In the monopolar mode, tissue is cut and coagulated with a complete circuit consisting of a high-frequency generator within the high-frequency electrosurgical unit, patient paddles, connecting leads, and electrodes. In most applications, current is passed through the patient through active leads and electrodes, and from the patient pads and leads back to the generator of the HF electrosurgery.
The heating effect of high-frequency electrocautery, which destroys diseased tissue, is not caused by the heating electrode or tip, as is the case with electrocautery. It concentrates high-frequency current with high current density and directly destroys the tissue just below the point of contact with the active electrode tip. Coagulation occurs when the temperature of tissue or cells in contact with or adjacent to the active electrode rises to the point where the proteins in the cells denature.
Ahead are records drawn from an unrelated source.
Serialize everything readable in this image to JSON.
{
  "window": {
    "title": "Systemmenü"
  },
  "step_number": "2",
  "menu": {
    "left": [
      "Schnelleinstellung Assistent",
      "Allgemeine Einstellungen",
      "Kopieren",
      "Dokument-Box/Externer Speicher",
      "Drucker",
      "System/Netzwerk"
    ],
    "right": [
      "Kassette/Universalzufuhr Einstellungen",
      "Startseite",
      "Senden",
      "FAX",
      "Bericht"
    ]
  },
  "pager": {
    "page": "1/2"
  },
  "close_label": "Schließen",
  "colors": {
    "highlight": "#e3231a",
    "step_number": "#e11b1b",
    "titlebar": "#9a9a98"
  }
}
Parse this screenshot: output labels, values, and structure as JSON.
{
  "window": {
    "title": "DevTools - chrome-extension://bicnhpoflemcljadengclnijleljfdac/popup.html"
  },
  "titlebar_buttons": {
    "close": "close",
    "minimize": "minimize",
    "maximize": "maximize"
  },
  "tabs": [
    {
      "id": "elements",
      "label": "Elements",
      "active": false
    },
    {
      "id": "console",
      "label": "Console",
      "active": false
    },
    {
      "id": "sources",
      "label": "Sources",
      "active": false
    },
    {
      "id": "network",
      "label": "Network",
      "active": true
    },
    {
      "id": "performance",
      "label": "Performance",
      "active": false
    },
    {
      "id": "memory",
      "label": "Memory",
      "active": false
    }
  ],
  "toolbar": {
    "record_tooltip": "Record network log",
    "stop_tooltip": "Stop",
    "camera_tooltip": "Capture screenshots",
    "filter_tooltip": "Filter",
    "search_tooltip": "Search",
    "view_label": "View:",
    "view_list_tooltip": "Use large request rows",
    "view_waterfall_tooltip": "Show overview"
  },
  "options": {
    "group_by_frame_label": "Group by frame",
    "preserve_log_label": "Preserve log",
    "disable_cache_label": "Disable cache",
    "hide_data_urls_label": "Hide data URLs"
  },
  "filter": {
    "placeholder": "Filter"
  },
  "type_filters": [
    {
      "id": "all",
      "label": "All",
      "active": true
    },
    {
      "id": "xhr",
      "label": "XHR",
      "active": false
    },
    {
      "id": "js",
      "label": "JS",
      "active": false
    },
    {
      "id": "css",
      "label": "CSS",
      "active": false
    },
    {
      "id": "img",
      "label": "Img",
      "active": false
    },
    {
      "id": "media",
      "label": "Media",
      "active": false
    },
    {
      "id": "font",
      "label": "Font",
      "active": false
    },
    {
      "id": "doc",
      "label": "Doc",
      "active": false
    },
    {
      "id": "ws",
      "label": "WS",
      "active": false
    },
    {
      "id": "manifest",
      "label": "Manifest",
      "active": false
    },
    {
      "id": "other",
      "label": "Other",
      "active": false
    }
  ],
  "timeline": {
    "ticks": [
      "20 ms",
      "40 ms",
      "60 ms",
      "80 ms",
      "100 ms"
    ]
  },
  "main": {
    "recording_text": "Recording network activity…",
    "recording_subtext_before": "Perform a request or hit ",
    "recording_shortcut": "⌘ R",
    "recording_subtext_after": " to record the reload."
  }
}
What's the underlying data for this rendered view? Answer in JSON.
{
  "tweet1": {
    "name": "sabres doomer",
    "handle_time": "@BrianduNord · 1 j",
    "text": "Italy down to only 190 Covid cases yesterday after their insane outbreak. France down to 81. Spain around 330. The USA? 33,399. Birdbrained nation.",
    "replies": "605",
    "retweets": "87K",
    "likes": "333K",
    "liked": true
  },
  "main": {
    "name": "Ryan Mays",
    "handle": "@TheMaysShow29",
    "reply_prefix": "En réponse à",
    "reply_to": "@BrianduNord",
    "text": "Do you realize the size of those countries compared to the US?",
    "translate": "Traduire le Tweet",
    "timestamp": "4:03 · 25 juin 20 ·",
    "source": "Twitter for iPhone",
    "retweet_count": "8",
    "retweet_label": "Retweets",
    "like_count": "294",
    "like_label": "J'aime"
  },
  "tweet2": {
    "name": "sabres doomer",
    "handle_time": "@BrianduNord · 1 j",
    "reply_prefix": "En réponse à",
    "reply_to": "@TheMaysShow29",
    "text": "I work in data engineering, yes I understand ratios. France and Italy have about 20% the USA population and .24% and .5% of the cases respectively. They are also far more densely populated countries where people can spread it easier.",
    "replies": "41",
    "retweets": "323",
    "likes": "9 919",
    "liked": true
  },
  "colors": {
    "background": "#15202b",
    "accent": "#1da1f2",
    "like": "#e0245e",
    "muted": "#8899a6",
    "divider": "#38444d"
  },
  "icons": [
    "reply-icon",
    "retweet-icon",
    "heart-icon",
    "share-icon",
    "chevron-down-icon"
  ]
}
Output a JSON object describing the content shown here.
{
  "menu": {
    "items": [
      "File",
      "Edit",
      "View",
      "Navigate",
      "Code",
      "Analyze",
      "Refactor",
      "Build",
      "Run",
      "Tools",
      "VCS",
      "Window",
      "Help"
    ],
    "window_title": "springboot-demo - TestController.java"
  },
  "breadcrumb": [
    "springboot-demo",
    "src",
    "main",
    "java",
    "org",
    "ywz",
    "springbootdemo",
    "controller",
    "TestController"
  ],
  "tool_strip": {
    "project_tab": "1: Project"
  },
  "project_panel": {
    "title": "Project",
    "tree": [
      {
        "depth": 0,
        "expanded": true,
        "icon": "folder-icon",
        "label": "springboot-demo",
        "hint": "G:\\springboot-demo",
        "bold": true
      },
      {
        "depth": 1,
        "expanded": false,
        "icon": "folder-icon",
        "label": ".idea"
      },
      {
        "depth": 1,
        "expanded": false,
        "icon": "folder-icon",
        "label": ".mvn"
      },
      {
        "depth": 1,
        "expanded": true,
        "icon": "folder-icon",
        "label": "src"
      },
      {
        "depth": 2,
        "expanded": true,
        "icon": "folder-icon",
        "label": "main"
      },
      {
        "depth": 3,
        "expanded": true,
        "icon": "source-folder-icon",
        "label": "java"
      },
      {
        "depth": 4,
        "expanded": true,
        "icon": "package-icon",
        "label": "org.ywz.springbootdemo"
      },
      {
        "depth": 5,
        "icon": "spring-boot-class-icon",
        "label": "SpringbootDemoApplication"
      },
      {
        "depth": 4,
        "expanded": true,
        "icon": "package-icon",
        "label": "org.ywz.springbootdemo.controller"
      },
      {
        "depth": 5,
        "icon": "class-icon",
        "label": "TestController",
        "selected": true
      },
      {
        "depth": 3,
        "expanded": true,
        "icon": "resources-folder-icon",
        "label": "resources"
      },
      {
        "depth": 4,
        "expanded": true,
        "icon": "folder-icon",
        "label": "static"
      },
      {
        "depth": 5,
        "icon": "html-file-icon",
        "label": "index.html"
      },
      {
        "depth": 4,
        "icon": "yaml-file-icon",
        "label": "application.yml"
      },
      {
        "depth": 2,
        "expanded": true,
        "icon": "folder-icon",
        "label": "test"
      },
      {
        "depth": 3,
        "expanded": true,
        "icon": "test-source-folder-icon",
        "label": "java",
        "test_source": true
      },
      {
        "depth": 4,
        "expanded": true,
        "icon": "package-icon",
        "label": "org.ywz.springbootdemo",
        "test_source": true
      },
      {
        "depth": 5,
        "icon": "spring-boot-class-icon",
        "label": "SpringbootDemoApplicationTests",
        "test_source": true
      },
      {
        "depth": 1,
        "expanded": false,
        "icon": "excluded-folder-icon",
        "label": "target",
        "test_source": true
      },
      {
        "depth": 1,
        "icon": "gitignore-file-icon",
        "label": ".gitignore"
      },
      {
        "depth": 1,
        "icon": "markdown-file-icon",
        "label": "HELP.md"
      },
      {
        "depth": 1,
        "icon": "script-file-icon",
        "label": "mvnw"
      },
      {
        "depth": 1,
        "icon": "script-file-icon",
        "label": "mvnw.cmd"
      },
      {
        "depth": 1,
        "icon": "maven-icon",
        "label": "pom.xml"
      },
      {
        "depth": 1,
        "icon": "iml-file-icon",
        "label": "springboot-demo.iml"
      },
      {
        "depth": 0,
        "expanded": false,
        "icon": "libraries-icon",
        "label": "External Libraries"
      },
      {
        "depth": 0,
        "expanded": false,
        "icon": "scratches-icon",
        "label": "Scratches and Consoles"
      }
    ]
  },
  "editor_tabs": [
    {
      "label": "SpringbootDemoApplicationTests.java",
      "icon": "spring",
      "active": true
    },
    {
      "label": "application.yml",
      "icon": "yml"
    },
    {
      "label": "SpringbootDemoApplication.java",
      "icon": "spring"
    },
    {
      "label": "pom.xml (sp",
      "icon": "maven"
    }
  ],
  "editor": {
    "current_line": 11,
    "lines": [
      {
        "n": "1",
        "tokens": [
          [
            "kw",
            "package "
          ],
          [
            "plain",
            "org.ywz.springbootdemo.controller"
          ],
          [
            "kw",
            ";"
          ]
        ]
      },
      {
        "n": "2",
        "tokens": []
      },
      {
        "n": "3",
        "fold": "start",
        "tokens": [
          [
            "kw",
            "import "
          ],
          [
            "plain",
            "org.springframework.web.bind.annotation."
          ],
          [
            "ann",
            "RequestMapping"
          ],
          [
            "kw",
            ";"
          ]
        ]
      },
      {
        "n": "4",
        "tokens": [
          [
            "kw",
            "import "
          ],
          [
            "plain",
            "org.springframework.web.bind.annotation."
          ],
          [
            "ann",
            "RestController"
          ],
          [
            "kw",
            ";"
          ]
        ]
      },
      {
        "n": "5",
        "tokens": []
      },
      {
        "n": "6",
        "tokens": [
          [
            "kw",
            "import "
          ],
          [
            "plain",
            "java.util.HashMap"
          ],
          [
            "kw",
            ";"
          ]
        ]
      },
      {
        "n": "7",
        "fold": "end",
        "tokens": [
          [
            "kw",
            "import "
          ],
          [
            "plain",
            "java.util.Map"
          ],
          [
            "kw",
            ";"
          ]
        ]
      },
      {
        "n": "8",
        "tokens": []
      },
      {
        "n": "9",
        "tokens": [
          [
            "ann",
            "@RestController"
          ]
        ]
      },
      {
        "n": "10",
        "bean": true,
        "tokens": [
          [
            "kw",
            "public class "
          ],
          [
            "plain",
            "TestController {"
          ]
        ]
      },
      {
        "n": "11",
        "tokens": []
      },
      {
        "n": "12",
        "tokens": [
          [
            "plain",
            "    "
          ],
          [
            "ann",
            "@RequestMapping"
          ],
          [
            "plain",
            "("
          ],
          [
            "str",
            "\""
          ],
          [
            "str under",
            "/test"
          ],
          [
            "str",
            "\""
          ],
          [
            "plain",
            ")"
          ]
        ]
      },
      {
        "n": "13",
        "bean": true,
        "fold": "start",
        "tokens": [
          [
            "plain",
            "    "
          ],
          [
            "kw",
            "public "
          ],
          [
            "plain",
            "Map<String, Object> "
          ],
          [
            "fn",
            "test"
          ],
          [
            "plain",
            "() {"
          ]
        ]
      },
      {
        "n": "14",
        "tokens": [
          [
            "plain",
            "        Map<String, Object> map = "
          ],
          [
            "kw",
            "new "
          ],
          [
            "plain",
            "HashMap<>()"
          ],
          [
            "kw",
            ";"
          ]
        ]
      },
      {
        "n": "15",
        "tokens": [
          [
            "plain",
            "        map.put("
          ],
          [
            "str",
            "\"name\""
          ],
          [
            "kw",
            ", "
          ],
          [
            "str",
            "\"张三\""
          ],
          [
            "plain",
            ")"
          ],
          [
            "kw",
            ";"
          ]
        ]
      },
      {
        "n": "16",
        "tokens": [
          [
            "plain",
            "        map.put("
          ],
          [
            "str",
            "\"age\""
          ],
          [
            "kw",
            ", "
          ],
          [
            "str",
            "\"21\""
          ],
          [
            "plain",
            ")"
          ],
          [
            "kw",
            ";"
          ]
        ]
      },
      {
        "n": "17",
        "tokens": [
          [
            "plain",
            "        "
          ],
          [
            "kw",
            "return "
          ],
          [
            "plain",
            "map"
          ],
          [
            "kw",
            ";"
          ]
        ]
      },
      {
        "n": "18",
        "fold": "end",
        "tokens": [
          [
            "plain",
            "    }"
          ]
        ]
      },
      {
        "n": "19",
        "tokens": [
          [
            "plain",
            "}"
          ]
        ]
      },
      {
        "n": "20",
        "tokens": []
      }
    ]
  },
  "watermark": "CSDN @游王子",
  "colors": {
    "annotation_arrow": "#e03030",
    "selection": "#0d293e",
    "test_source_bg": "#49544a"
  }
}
This precise surgical effect is determined by the waveform, voltage, current, tissue type and electrode. shape and size.
To avoid continuing to heat tissue and burn the patient when the current leaves the patient and returns to the HF electrosurgical unit, the patient paddle in a monopolar device must have a relatively large area in contact with the patient to provide a low impedance and low current density channel. Some high-frequency electrosurgical machines used in doctor's clinics have low current and low density, and can not use patient pads, but most general-purpose high-frequency electrosurgery uses a large current, so patient pads are required.
The output system isolated from the ground makes the current of the high-frequency electrosurgery no longer need an auxiliary channel between the patient and the ground, thereby reducing the risk of burning the body that may be in contact with the ground. With a ground-based system, the risk of burns is greater than with an insulated output system.
2. Bipolar mode
Bipolar coagulation is to provide high-frequency electrical energy to the body tissue through the two tips of the bipolar forceps, so that the blood vessels between the two ends of the bipolar forceps are dehydrated and coagulated to achieve the purpose of hemostasis. Its scope of action is limited to the two ends of the tweezers, and the degree of damage and impact on the body tissue is much smaller than that of the monopolar method, and it is suitable for sealing small blood vessels and fallopian tubes. Therefore, bipolar coagulation is mostly used in more delicate operations such as brain surgery, microsurgery, ENT, obstetrics and gynecology, and hand surgery. The safety of bipolar coagulation is gradually being recognized, and its use is gradually expanding.
When the high-frequency high-voltage current generated by the high-frequency electrosurgical knife passes through the high-impedance tissue, it will generate heat in the tissue, causing the tissue to vaporize or coagulate. During electrosurgical use, the resistance varies from 100 ohms to 2000 ohms. As the tissue coagulates, the water in the cells vaporizes, drying out the tissue, causing a constant increase in electrical resistance, and eventually a complete cessation of current flow.